When Pepsi stood by a tone-deaf protest ad and United Airlines was slow making amends for dragging a passenger off a plane, anyone who has ever dealt with crisis management took note.
Having worked with clients on crisis management strategies ranging from sex scandals to drug busts to a political war of words, we observed with interest as these multinational corporations scrambled to manage their image.
With a proper crisis management plan that lays out the exact steps to take, a stressful situation can quickly turn into a manageable situation. Failure to have one can result in backlash and an escalation of outrage from the public.
The biggest mistake Pepsi and United Airlines both made was initially refusing to apologize. Pepsi defended its ad portraying Kendall Jenner leading a protest, while United Airlines’ CEO Oscar Munoz issued a statement justifying the forced removal of a passenger.
Pepsi and United ultimately backed off their initial stances, releasing statements apologizing for the events and moving to remediate the situations, but it was too late to stop the wave of criticism each received.
In an era when social media is the primary news source for many and the speed at which information spreads is instant, failing to quickly assess a situation can wreck an entire crisis management plan. You will lose public support and confidence if you fail to realize that the clock is not on your side and a plan needs to be ready immediately.
Maybe Pepsi and United are big enough to absorb the loss of consumers if they fail to have a sound and well-thought out crisis management plan, but are you?

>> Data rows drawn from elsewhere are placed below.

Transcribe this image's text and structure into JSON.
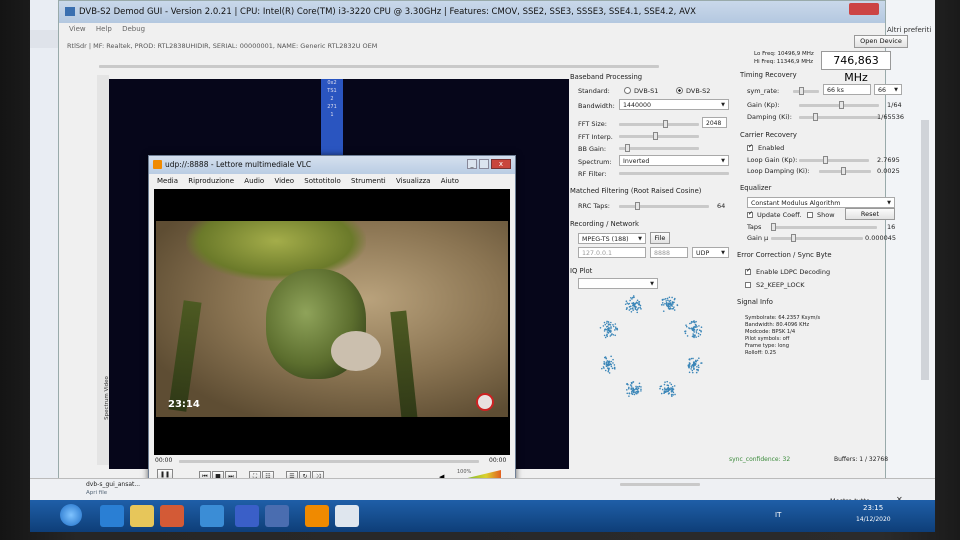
{
  "app": {
    "title": "DVB-S2 Demod GUI - Version 2.0.21 | CPU: Intel(R) Core(TM) i3-3220 CPU @ 3.30GHz | Features: CMOV, SSE2, SSE3, SSSE3, SSE4.1, SSE4.2, AVX",
    "menu": [
      "View",
      "Help",
      "Debug"
    ],
    "device_info": "RtlSdr | MF: Realtek, PROD: RTL2838UHIDIR, SERIAL: 00000001, NAME: Generic RTL2832U OEM",
    "open_device_label": "Open Device",
    "lo_freq": "Lo Freq: 10496,9 MHz",
    "hi_freq": "Hi Freq: 11346,9 MHz",
    "frequency": "746,863 MHz",
    "spectrum_vertical_label": "Spectrum Video"
  },
  "baseband": {
    "header": "Baseband Processing",
    "standard_label": "Standard:",
    "standard_opt1": "DVB-S1",
    "standard_opt2": "DVB-S2",
    "standard_selected": "DVB-S2",
    "bandwidth_label": "Bandwidth:",
    "bandwidth_value": "1440000",
    "fft_size_label": "FFT Size:",
    "fft_size_value": "2048",
    "fft_interp_label": "FFT Interp.",
    "bb_gain_label": "BB Gain:",
    "spectrum_label": "Spectrum:",
    "spectrum_value": "Inverted",
    "rf_filter_label": "RF Filter:"
  },
  "matched_filter": {
    "header": "Matched Filtering (Root Raised Cosine)",
    "rrc_taps_label": "RRC Taps:",
    "rrc_taps_value": "64"
  },
  "recording": {
    "header": "Recording / Network",
    "format": "MPEG-TS (188)",
    "file_label": "File",
    "ip": "127.0.0.1",
    "port": "8888",
    "protocol": "UDP"
  },
  "iq_plot": {
    "header": "IQ Plot"
  },
  "timing": {
    "header": "Timing Recovery",
    "sym_rate_label": "sym_rate:",
    "sym_rate_value": "66 ks",
    "sym_rate_select": "66",
    "gain_label": "Gain (Kp):",
    "gain_value": "1/64",
    "damping_label": "Damping (Ki):",
    "damping_value": "1/65536"
  },
  "carrier": {
    "header": "Carrier Recovery",
    "enabled_label": "Enabled",
    "loop_gain_label": "Loop Gain (Kp):",
    "loop_gain_value": "2.7695",
    "loop_damping_label": "Loop Damping (Ki):",
    "loop_damping_value": "0.0025"
  },
  "equalizer": {
    "header": "Equalizer",
    "algorithm": "Constant Modulus Algorithm",
    "update_label": "Update Coeff.",
    "show_label": "Show",
    "reset_label": "Reset",
    "taps_label": "Taps",
    "taps_value": "16",
    "gain_label": "Gain µ",
    "gain_value": "0.000045"
  },
  "error_correction": {
    "header": "Error Correction / Sync Byte",
    "ldpc_label": "Enable LDPC Decoding",
    "keep_lock_label": "S2_KEEP_LOCK"
  },
  "signal_info": {
    "header": "Signal Info",
    "lines": [
      "Symbolrate: 64.2357 Ksym/s",
      "Bandwidth: 80.4096 KHz",
      "Modcode: BPSK 1/4",
      "Pilot symbols: off",
      "Frame type: long",
      "Rolloff: 0.25"
    ]
  },
  "status": {
    "sync_confidence": "sync_confidence: 32",
    "buffers": "Buffers: 1 / 32768"
  },
  "vlc": {
    "title": "udp://:8888 - Lettore multimediale VLC",
    "menu": [
      "Media",
      "Riproduzione",
      "Audio",
      "Video",
      "Sottotitolo",
      "Strumenti",
      "Visualizza",
      "Aiuto"
    ],
    "timestamp_overlay": "23:14",
    "time_left": "00:00",
    "time_right": "00:00",
    "volume": "100%"
  },
  "download": {
    "file": "dvb-s_gui_ansat...",
    "action": "Apri file",
    "right": "Mostra tutto"
  },
  "browser": {
    "right_text": "Altri preferiti"
  },
  "taskbar": {
    "lang": "IT",
    "time": "23:15",
    "date": "14/12/2020"
  },
  "iq_points": {
    "count": 8
  }
}
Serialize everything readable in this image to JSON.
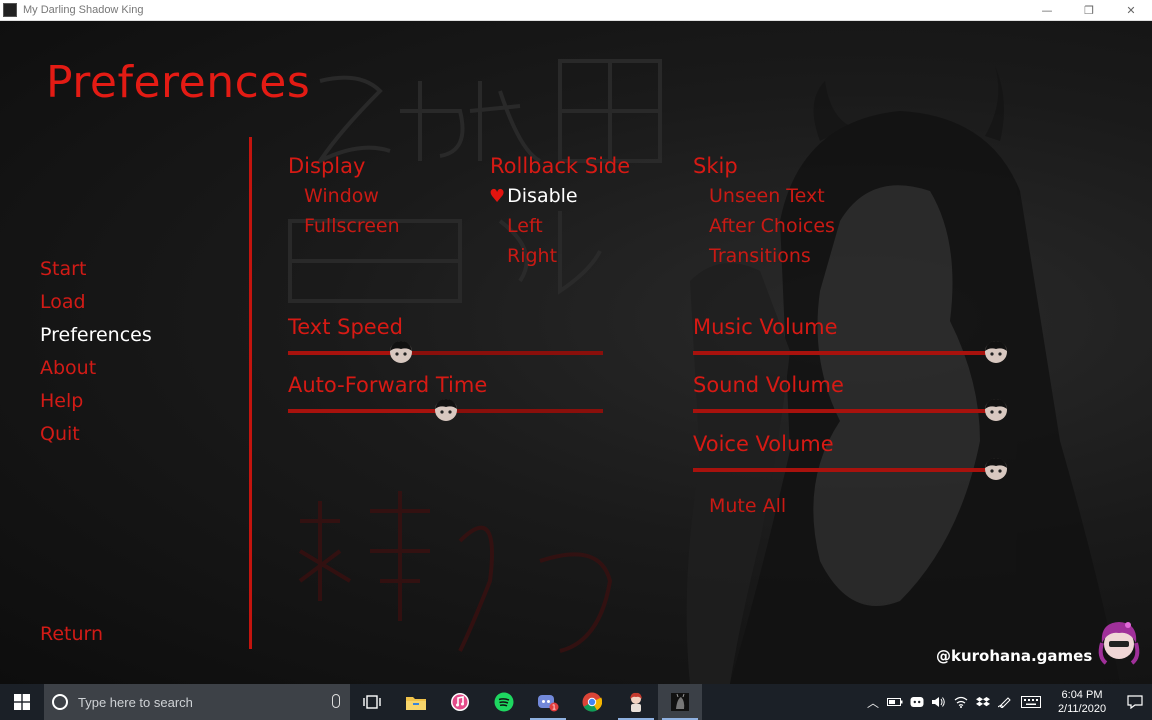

Here are five essential elements of any crisis management plan.
1. Recognize the situation and act quickly
Researching and collecting all the facts dealing with the incident needs to be done immediately. This cannot wait until tomorrow. It is vital to understand the complete story, from both inside your company and the public, so treat all inquiries seriously. Take action within 24 hours.
Pinpoint the people affected and determine who the audience is. Understanding the opinion and reaction of the public is incredibly important because these are the people who are not only watching your steps very closely, but may base future consumer decisions on your actions.
2. Develop a plan
After you have gathered the facts and understand the situation, it’s now time to generate and roll out a plan. Create a timeline of action. Agree on a response as a team and stick with it – don’t go off script. You should already have a crisis management team to execute your plan. Assign a spokesperson to be the “face” of the situation, such as a CEO. A respectable figure in the company offers credibility and can be perceived as showing a high sense of concern. Make sure you keep major stakeholders aware, so they are not caught by surprise.
3. Prepare to have a media presence
How you present yourself and your company is crucial when the media spotlight is shining on you. Issue an official statement through some media platform. Prep the spokesperson to handle all of the questions and concerns he/she might have to respond to by developing talking points. Be consistent with the message and acknowledge the incident fully; you don’t always need to apologize, but you better be able to recognize when you should. The biggest mistake you could make is to lie. Backtracking on a statement after a lie will usually worsen the situation. Honesty and recognizing your faults is seen as strength and will earn you respect in the long run.
4. Understand the role of social media
Social media is not only a place where news is spread at a rapid rate but it is also a forum for people to react. Having a social media presence will help you understand how people are feeling about your company and clear up any misunderstandings before they spread. Social media is a way for you to communicate directly to your audience in a timely manner. The public simply wants to know what is going on and what you are going to do about it. Utilize this platform as a way to open a line of clear communication to keep your audience in the loop.
5. Have a post-crisis plan
After the media firestorm is over, you may think you are in the clear. You are not, especially if you are a smaller company. Unless you are prepared with enough content to bury the incident in search queries, references to the event will remain at the top of your Google search results. This can detract potential customers and employees. To push your incident down on the search results, publish new and engaging content that brings out the best about your company.
Contributions by Anna Sang